Lottery is a game of chance in which players bet small amounts of money for the chance to win a large prize. Some of the more popular lotteries are financial, while others are for goods and services. While lottery games have been criticized as addictive and harmful, they are often well-regulated and the funds raised are used for public purposes. In addition, there are several strategies that can be used to increase your chances of winning.

The odds of winning the lottery are extremely slim. In fact, there is a greater chance of being struck by lightning or becoming a billionaire than winning the jackpot in most lotteries. Furthermore, a significant number of people who win the lottery find that they are no better off financially than before. In some cases, winning the lottery can even cause a serious decline in the quality of life for the winner and their family.

In the United States, most state governments operate lotteries. These lotteries are monopolies that do not allow competing commercial lotteries and have exclusive rights to the profits from the sale of tickets. The profits from these lotteries are used for a variety of purposes, including education, infrastructure, and government programs. As of August 2004, over 90 percent of adults in the United States lived in a state that operated a lottery.

Although lotteries are a form of gambling, they are not considered illegal under federal law. In most jurisdictions, the legality of lotteries depends on whether they meet certain requirements. For example, they must be conducted fairly and openly, the rules must be published, and there must be an independent arbiter for dispute resolution. Moreover, the prizes must be reasonable and in proportion to the amount spent.

Lotteries have been around for centuries. The Old Testament provides instructions on how to distribute land, and Roman emperors frequently gave away slaves and property through lotteries. In colonial America, lotteries played a major role in raising money for public projects, especially during the Revolutionary War. They were also an important source of revenue for private enterprises.

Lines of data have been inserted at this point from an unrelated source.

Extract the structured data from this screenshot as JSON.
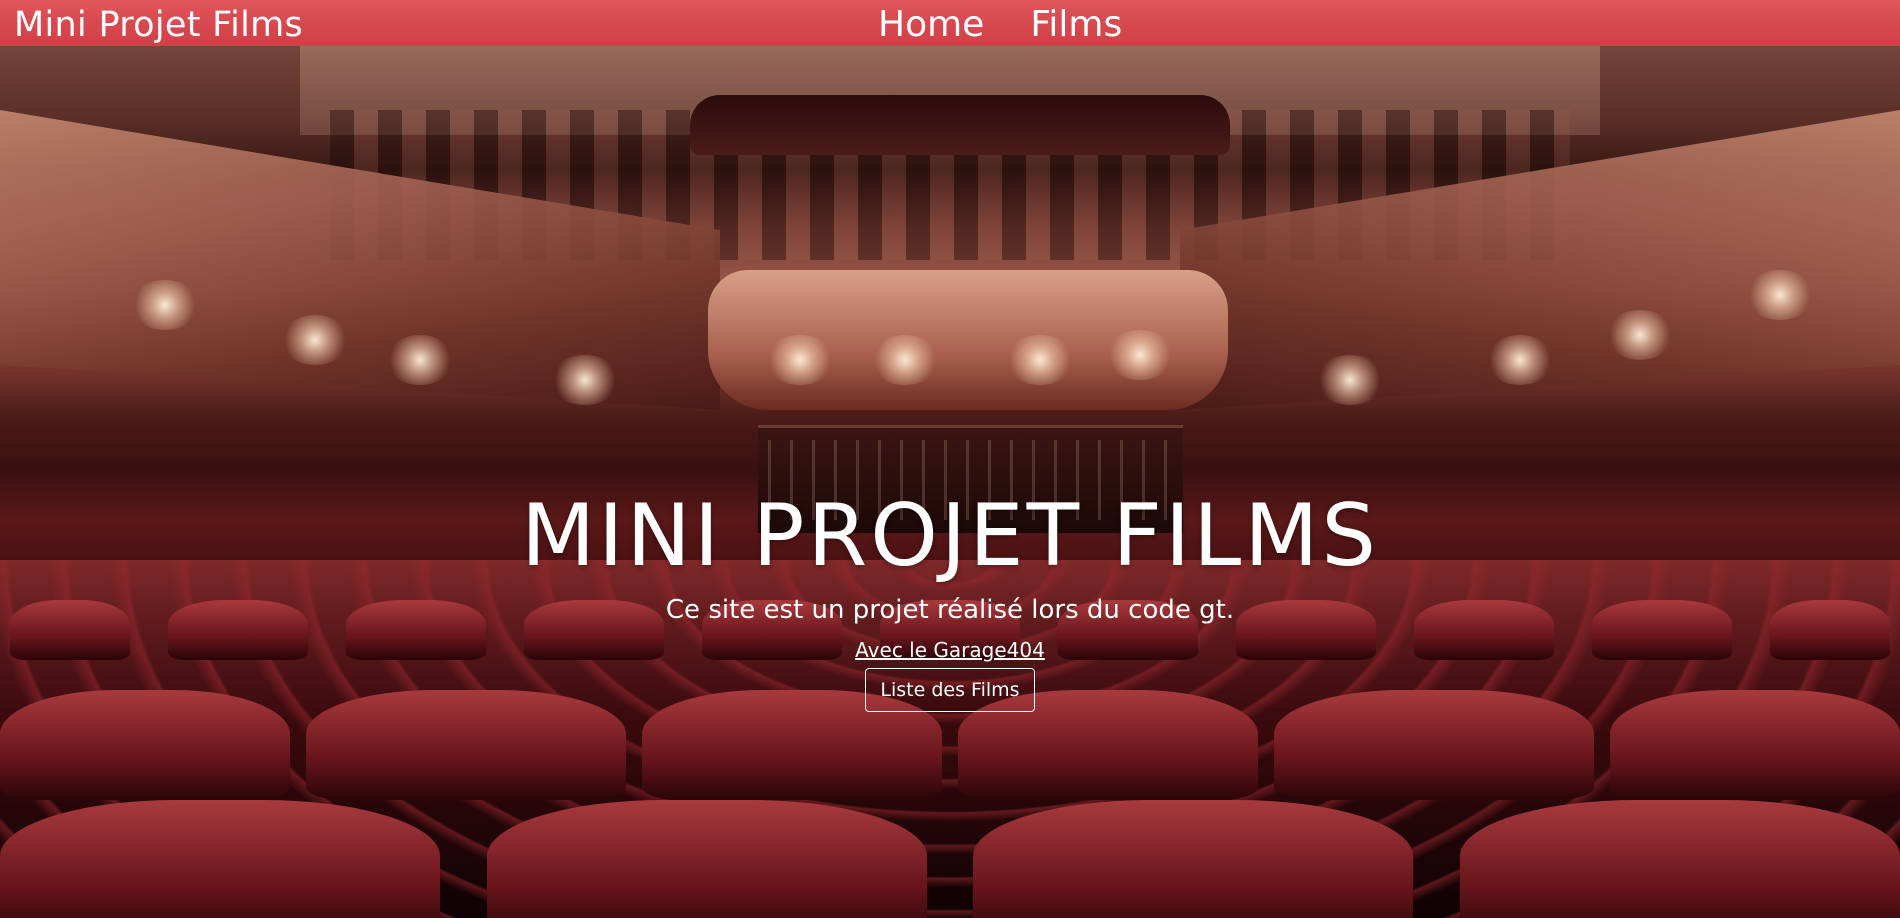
{
  "navbar": {
    "brand": "Mini Projet Films",
    "links": [
      {
        "label": "Home"
      },
      {
        "label": "Films"
      }
    ]
  },
  "hero": {
    "title": "MINI PROJET FILMS",
    "subtitle": "Ce site est un projet réalisé lors du code gt.",
    "link_text": "Avec le Garage404",
    "button_label": "Liste des Films",
    "background": "theater-auditorium-photo"
  },
  "colors": {
    "navbar": "#d9474e",
    "text": "#ffffff"
  }
}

The most common lottery game is the draw-style game, in which numbers are drawn at random to determine the winners. This type of lottery is easy to conduct and can be played with a single ticket or multiple tickets. In some states, the winnings are based on the number of tickets purchased or the number of combinations of numbers drawn. In other states, the winnings are based on a percentage of the total tickets sold.

The first recorded state-run lottery was in the Low Countries in the 15th century. It was used to raise money for town fortifications and to help the poor. The term “lottery” is thought to come from Middle Dutch Lotinge, meaning “action of drawing lots” (Oxford English Dictionary). Until recently most states did not offer scratch-off tickets, but now many do. These tickets are available for purchase by adults over the age of 18 who are physically present in the state.